But Scott also credits teammate Pamela Lombardi, a former Marine, with helping keep the team on track. A robotics senior who served as a helicopter mechanic while in the service, Lombardi also has been invaluable in troubleshooting circuit, mechanical and wiring systems.

“I think both of us can be pretty intimidating,” said Lombardi. “Together, we’ve been pretty successful at getting the team to listen.”

The team’s next goal is to test all systems in the assembled pod on the 150-foot track and in the 25-foot pressure chamber on ASUs Polytechnic Campus. One other U.S. team has a track, but it’s only 50 feet long — too short to test braking systems. AZLoop is the only U.S. team that has a pressure chamber.

“The facilities at ASU give our team a tremendous advantage as we head to Hawthorne,” said Scott.

Scott remains resolute that her work on Hyperloop is a fast track to space.

“Humanity’s efforts in space have taught us about water purification, climate change and, by studying astronauts when they return to Earth, osteoporosis and disease immunity.
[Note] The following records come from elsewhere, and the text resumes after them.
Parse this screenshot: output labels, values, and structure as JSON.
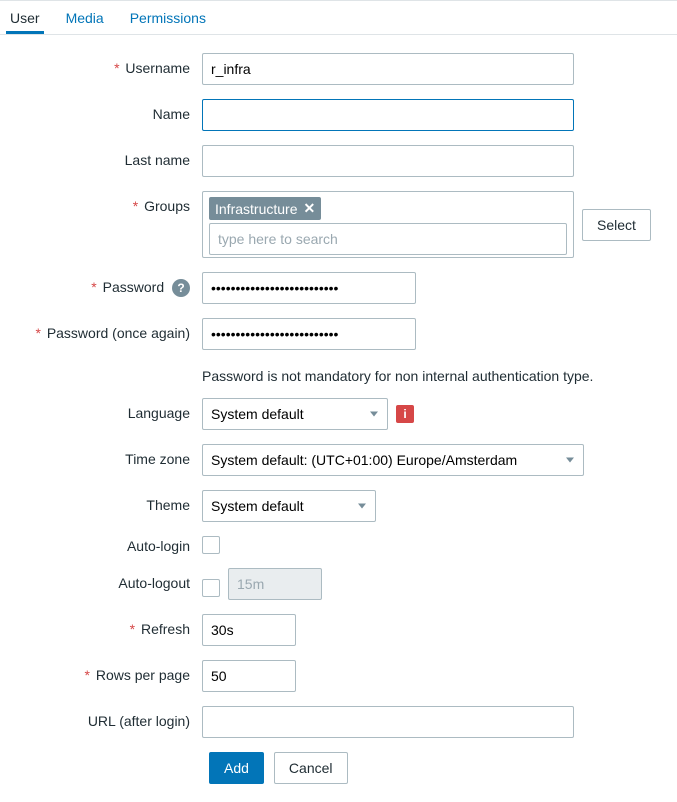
{
  "tabs": {
    "user": "User",
    "media": "Media",
    "permissions": "Permissions"
  },
  "labels": {
    "username": "Username",
    "name": "Name",
    "lastname": "Last name",
    "groups": "Groups",
    "password": "Password",
    "password2": "Password (once again)",
    "language": "Language",
    "timezone": "Time zone",
    "theme": "Theme",
    "autologin": "Auto-login",
    "autologout": "Auto-logout",
    "refresh": "Refresh",
    "rowsperpage": "Rows per page",
    "urlafterlogin": "URL (after login)"
  },
  "values": {
    "username": "r_infra",
    "name": "",
    "lastname": "",
    "group_chip": "Infrastructure",
    "groups_placeholder": "type here to search",
    "password_mask": "••••••••••••••••••••••••••",
    "language": "System default",
    "timezone": "System default: (UTC+01:00) Europe/Amsterdam",
    "theme": "System default",
    "autologout": "15m",
    "refresh": "30s",
    "rowsperpage": "50",
    "urlafterlogin": ""
  },
  "hints": {
    "password_note": "Password is not mandatory for non internal authentication type."
  },
  "buttons": {
    "select": "Select",
    "add": "Add",
    "cancel": "Cancel"
  },
  "icons": {
    "help": "?",
    "info": "i",
    "chip_close": "✕"
  }
}
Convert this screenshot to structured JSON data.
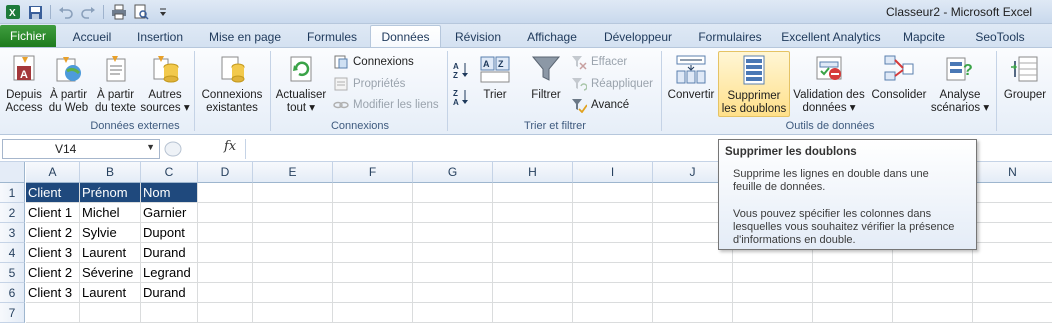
{
  "window": {
    "title": "Classeur2 - Microsoft Excel"
  },
  "qat": {
    "icons": [
      "excel-logo-icon",
      "save-icon",
      "undo-icon",
      "redo-icon",
      "print-icon",
      "print-preview-icon",
      "customize-qat-icon"
    ]
  },
  "tabs": {
    "file": "Fichier",
    "items": [
      "Accueil",
      "Insertion",
      "Mise en page",
      "Formules",
      "Données",
      "Révision",
      "Affichage",
      "Développeur",
      "Formulaires",
      "Excellent Analytics",
      "Mapcite",
      "SeoTools"
    ],
    "active": "Données"
  },
  "ribbon": {
    "external": {
      "label": "Données externes",
      "from_access": [
        "Depuis",
        "Access"
      ],
      "from_web": [
        "À partir",
        "du Web"
      ],
      "from_text": [
        "À partir",
        "du texte"
      ],
      "other": [
        "Autres",
        "sources ▾"
      ],
      "connections": [
        "Connexions",
        "existantes"
      ]
    },
    "connections": {
      "label": "Connexions",
      "refresh": [
        "Actualiser",
        "tout ▾"
      ],
      "connexions": "Connexions",
      "properties": "Propriétés",
      "edit_links": "Modifier les liens"
    },
    "sort": {
      "label": "Trier et filtrer",
      "sort": "Trier",
      "filter": "Filtrer",
      "clear": "Effacer",
      "reapply": "Réappliquer",
      "advanced": "Avancé"
    },
    "tools": {
      "label": "Outils de données",
      "convert": "Convertir",
      "remove_dup": [
        "Supprimer",
        "les doublons"
      ],
      "validation": [
        "Validation des",
        "données ▾"
      ],
      "consolidate": "Consolider",
      "whatif": [
        "Analyse",
        "scénarios ▾"
      ]
    },
    "outline": {
      "group": "Grouper"
    }
  },
  "formula_bar": {
    "name_box": "V14",
    "fx": "fx",
    "value": ""
  },
  "sheet": {
    "columns": [
      "A",
      "B",
      "C",
      "D",
      "E",
      "F",
      "G",
      "H",
      "I",
      "J",
      "K",
      "L",
      "M",
      "N"
    ],
    "rows": [
      "1",
      "2",
      "3",
      "4",
      "5",
      "6",
      "7"
    ],
    "data": [
      [
        "Client",
        "Prénom",
        "Nom"
      ],
      [
        "Client 1",
        "Michel",
        "Garnier"
      ],
      [
        "Client 2",
        "Sylvie",
        "Dupont"
      ],
      [
        "Client 3",
        "Laurent",
        "Durand"
      ],
      [
        "Client 2",
        "Séverine",
        "Legrand"
      ],
      [
        "Client 3",
        "Laurent",
        "Durand"
      ]
    ],
    "header_color": "#1f497d"
  },
  "tooltip": {
    "title": "Supprimer les doublons",
    "text1": [
      "Supprime les lignes en double dans une",
      "feuille de données."
    ],
    "text2": [
      "Vous pouvez spécifier les colonnes dans",
      "lesquelles vous souhaitez vérifier la présence",
      "d'informations en double."
    ]
  },
  "colors": {
    "file_tab": "#2a8a2a",
    "ribbon_highlight": "#ffe08a"
  }
}
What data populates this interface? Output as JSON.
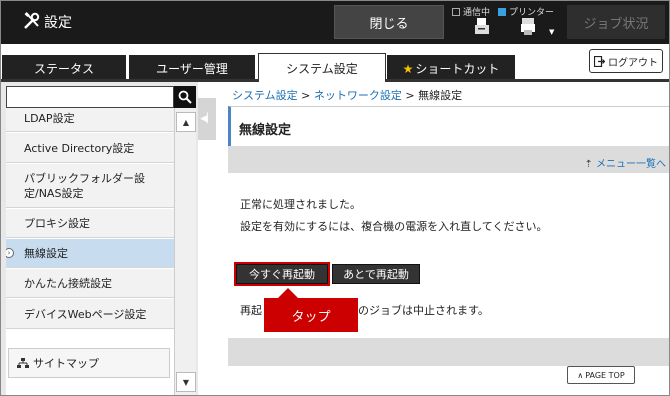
{
  "header": {
    "title": "設定",
    "close_label": "閉じる",
    "comm_label": "通信中",
    "printer_label": "プリンター",
    "job_status_label": "ジョブ状況"
  },
  "tabs": [
    {
      "label": "ステータス",
      "active": false
    },
    {
      "label": "ユーザー管理",
      "active": false
    },
    {
      "label": "システム設定",
      "active": true
    },
    {
      "label": "ショートカット",
      "active": false
    }
  ],
  "logout_label": "ログアウト",
  "sidebar": {
    "search_value": "",
    "items": [
      {
        "label": "LDAP設定"
      },
      {
        "label": "Active Directory設定"
      },
      {
        "label": "パブリックフォルダー設\n定/NAS設定"
      },
      {
        "label": "プロキシ設定"
      },
      {
        "label": "無線設定",
        "active": true
      },
      {
        "label": "かんたん接続設定"
      },
      {
        "label": "デバイスWebページ設定"
      }
    ],
    "sitemap_label": "サイトマップ"
  },
  "breadcrumb": {
    "item1": "システム設定",
    "item2": "ネットワーク設定",
    "current": "無線設定",
    "sep": " > "
  },
  "main": {
    "page_title": "無線設定",
    "menu_link": "メニュー一覧へ",
    "message1": "正常に処理されました。",
    "message2": "設定を有効にするには、複合機の電源を入れ直してください。",
    "restart_now": "今すぐ再起動",
    "restart_later": "あとで再起動",
    "note_left": "再起",
    "note_right": "のジョブは中止されます。",
    "callout": "タップ",
    "page_top": "PAGE TOP"
  },
  "colors": {
    "header_bg": "#1a1a1a",
    "link": "#1a6fb5",
    "active_item": "#c8dcf0",
    "callout": "#cc0000"
  }
}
Technological advances happen when we’re focused on exploring.”